We don’t want you to worry about all of that so we created a checklist so you know when it is time to get your garage door repaired, serviced , or completely replaced. This checklist will work with residential and commercial garage doors.
Here is a picture of the checklist and a link to download below.
Save this checklist and go through it every three months to make sure your door is running the best that it can. If you have any of the symptoms on the list, please give us a call! Our best deal is the Annual Residential Maintenance Program which services your doors once a year for 3 years and its only $198!
Giel Garage doors serves the greater Pittsburgh area for all things garage doors. We do commercial and residential services.
When shopping for a new garage door , one of piece of information that it touted around by the manufacturers is R-Value.
R-Value is a commonly used measure of an insulation material’s ability to resist the conductions of heat flow. While this is a fine piece of information to know, how much does it affect your door and what should you know in order to make the best decision possible regarding your door?
Here are the three most important things you need to know about R-Value.
1. Published R-Values are Deceiving
When a manufacture publishes a specific R-Value for their garage door, you must take that number with a grain of salt. Why?
Because manufacturers test this under controlled conditions in a laboratory, or a static test. They test one piece of the door in its center, not the whole door through the gaps where the heat loss would be the greatest.
Architectural Testing Inc., an independent laboratory, tested R-Value on seven different installed garage doors. They found that the installed R-Value is 35% to 65% of the manufacturer’s published R-Value.
2. Doubling the R-Value doesn’t double the insulation
As R-Values get higher, the number does not have a one-to-one ratio to the amount of heat flow reduction. As you can see from the chart above, doubling your R-Value from 8 to 16 only gives you a 5% increase in heat flow reduction.
Don’t be fooled thinking that a high R-Value will give you significantly better insulation compared to a door with a slightly lower R-Value. It will be better, just not double better.
3. Don’t choose a door because of R-Value
Only looking a R-Value is a terrible way to decide which door is the right door. When considering energy efficiency, make sure you consider factors such as tightness of fit in the opening and proper seals and caulking. These all affect heat loss and should be evaluated on top of the R-Value.
Ask for the installed R-Value of the door which will give you better impression of how energy efficient the door will be. Always make sure you get professional installation of your door to ensure that your door will be as heat saving as possible.
Have any more questions about R-Value, energy efficiency, or how to shop for a garage door ? Let us know down in the comments and tell us what other kinds of content you want published! Click here to learn more about our company!

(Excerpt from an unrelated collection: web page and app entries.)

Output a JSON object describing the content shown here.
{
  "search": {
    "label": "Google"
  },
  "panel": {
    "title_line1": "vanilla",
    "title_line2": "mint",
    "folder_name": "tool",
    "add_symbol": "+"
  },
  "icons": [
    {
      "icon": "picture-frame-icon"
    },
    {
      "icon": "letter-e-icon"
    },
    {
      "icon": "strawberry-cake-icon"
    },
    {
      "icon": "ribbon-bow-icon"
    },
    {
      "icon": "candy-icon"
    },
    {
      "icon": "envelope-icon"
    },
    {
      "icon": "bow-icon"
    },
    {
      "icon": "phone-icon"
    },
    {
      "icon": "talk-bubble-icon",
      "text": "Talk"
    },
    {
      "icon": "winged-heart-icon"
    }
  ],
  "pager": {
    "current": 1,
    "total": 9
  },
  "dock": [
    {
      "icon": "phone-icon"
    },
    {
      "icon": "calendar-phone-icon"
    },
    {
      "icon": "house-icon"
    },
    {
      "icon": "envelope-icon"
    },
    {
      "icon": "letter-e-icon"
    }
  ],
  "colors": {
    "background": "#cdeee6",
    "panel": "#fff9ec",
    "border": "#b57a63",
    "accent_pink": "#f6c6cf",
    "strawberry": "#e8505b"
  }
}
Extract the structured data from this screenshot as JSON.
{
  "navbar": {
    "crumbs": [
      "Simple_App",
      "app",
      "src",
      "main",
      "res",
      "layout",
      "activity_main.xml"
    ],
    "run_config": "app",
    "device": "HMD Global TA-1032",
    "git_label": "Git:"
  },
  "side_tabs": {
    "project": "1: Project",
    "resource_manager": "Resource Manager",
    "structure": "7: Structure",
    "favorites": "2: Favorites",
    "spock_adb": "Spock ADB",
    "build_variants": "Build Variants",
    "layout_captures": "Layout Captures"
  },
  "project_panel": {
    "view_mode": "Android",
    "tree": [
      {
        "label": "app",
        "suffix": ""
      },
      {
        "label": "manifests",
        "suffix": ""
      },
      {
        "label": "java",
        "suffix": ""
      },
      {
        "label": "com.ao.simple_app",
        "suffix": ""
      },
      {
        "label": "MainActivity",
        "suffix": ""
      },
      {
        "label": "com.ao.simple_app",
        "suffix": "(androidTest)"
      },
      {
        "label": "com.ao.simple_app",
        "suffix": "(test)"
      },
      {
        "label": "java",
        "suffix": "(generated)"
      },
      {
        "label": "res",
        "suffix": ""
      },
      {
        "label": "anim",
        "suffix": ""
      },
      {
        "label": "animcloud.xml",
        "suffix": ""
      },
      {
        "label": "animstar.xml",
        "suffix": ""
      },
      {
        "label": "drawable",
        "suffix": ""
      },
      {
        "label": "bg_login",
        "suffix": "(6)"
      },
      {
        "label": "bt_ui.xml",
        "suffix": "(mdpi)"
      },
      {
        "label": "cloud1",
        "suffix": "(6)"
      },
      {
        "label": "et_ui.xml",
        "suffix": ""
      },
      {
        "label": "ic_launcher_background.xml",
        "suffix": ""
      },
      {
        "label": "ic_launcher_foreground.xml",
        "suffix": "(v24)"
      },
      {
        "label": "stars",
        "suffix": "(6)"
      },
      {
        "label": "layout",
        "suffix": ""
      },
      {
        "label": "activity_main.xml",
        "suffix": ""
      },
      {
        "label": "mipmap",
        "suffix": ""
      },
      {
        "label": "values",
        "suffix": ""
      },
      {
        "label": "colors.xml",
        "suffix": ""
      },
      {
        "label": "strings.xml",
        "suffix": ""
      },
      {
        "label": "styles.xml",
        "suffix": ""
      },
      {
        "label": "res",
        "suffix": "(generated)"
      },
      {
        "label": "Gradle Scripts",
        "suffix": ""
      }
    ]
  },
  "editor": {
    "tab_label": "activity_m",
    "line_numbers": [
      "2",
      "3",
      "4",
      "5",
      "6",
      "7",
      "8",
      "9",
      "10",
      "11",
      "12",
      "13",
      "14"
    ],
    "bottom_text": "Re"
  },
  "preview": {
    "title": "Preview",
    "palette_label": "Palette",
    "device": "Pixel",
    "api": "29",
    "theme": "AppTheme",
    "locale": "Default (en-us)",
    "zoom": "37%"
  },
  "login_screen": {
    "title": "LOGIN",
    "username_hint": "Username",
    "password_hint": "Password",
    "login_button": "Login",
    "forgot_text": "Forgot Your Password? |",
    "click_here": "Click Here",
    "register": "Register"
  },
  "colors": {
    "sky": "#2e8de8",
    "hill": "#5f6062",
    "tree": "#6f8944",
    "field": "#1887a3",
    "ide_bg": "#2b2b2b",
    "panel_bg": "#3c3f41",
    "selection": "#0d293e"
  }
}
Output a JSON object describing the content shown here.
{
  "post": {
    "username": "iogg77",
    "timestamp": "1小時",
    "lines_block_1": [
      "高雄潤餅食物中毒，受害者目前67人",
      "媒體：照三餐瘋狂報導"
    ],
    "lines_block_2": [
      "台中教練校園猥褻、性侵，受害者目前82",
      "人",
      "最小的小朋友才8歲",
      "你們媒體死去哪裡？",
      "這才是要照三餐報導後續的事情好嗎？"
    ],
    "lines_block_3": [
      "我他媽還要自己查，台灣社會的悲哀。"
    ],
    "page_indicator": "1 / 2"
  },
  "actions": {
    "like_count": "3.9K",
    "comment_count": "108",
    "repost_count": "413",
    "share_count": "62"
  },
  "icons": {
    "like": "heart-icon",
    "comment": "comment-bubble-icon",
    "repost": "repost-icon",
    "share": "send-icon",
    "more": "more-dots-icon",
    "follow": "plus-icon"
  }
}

Giel Garage Doors services the greater Pittsburgh area selling residential garage doors. We also provide maintenance for all of the doors we sell.